If the buildings seemed foreign, at least the language spoken by the locals was English. Well, a kind of English. This was the first time that I - or, as far as I am aware, any of the other Scouts - had come into contact with the Somerset accent.

"Be Ee goin' to zee Gillingham (with a hard G in place of our soft G) play this zeazon?" I was asked by one.

It was all quite an eye-opener for this young Man of Kent.

I would wake up in the morning, wrapped in my two blankets (no sleeping bags in those days) pinned together with what looked like large nappy pins, just like the ones Scotsmen use on their kilts, to a sort of greenish light as the sun shone through the canvas. And every morning, the wood pigeons would be calling from the trees at the side of the field.

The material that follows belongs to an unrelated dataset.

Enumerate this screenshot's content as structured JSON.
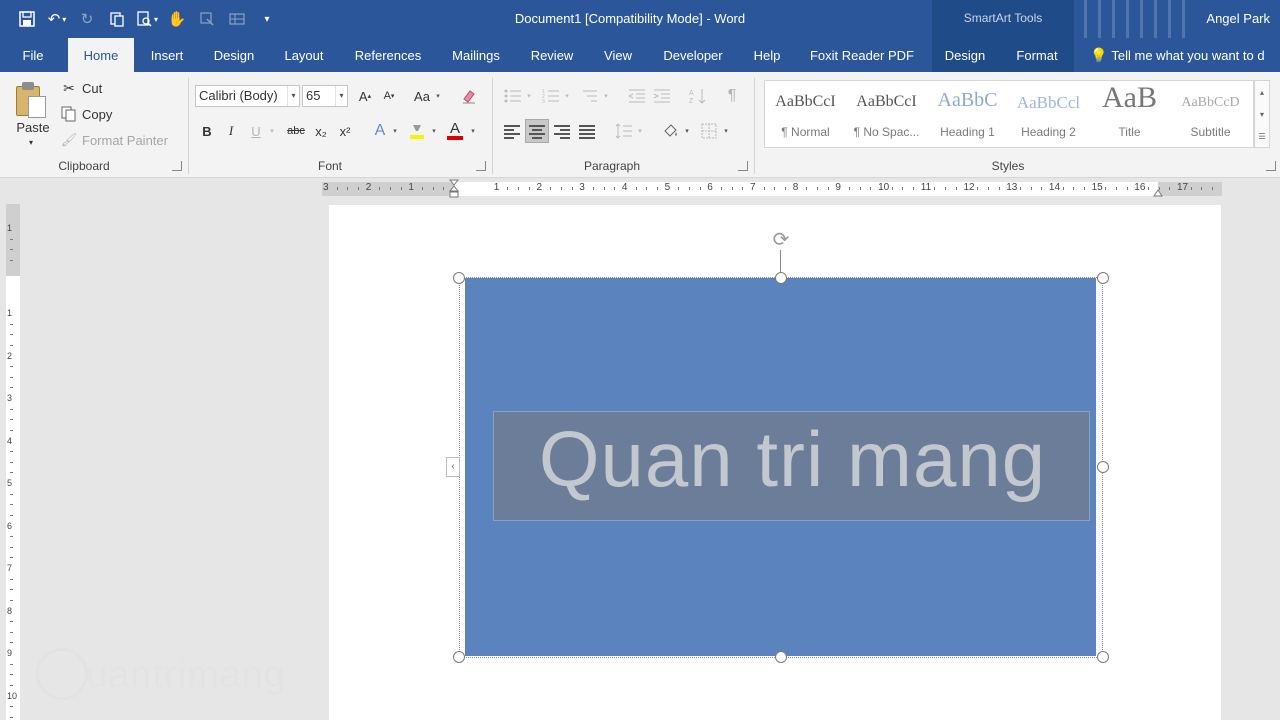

I heard a couple of wood pigeons the other day. They weren't calling; indeed, they weren't in the trees. They were on the flat roof of our kitchen extension. And, boy, were they enjoying themselves! They were boffing like mad - and making a heck of a lot of noise as they thrashed around.  Fortunately, Fern (the spaniel) was not feeling her best. She takes a great dislike to birds on the kitchen roof and they would have felt the rough edge of her tongue had she been 100%.

The next day I was in the bedroom when I heard a tremendous bother going on outside. yes, you've guessed it. It was those wood pigeons on the kitchen roof again! I opened the window to suggest they might like to be a little more discreet. Since then they have taken to using our neighbour's fir tree, which thrashes around as though the wind were blowing a gale when there's absolutely still air!

Perhaps this will be a good year for pigeon pie?

Friday, 5 May 2017

Pigeons can wait

I was planning on commenting about the wood-pigeons, but that will have to wait. The Duke of Edinburgh takes priority.

To look at the newspaper coverage this morning, you might think he had died. Honestly, seven pages - and those the first seven pages - of my daily fish wrap were devoted to his retirement, announced yesterday. And he deserves it. Retirement, that is. After all, he is 95 - 96 next month.

I think he's a great guy. Some people say they don't like him, he upsets some people occasionally with slightly off-the-mark (non PC) comments, but I think he's a real life WYSIWYG. It was a good few years ago that, for some reason long forgotten, I drew up a list of the 6 or 7 people I would like to get together for dinner. Philip was top of my list.

The one and only time I was featured in the society gossip column of a national Sunday paper was because of him. I spent the last diddely-dum years of my career in the newspaper industry and somehow found my way onto the board of the employers' body. It was because of this that I received an invitation to a reception at Windsor Castle. I was standing near the door of one room, chatting to three or four others I knew, when the Duke entered and tripped over the carpet. A couple of days later, I received a phone call from said Sunday paper.

"Where you at the reception at Windsor on Tuesday?"

I confirmed that I had been.

"Did the Duke of Edinburgh speak to you?"

Again, I replied in the affirmative.

"What did he say?"

I told the questioner, thinking that this would be of no interest whatsoever to anybody. It was very much to my surprise to see my name in print the following Sunday, with the conversation quote.

"Do you know how old this carpet is?" asked the Duke.

"No, sir."

"It was made a hundred and fifty years ago in an Indian prison."

Now, tell me: is there really anything remotely interesting to the average newspaper reader in that innocuous conversation?

Tuesday, 2 May 2017

May Day gone

A rather dreary bank holiday weatherwise. But this afternoon I was delighted to smell the cow parsley for the first time this year. A distinctive smell, and perhaps not to everyone's taste, but I like it.

Cow parsley against a setting sun
It's also good to see the apple blossom - including the crab apple which I shall be harvesting later!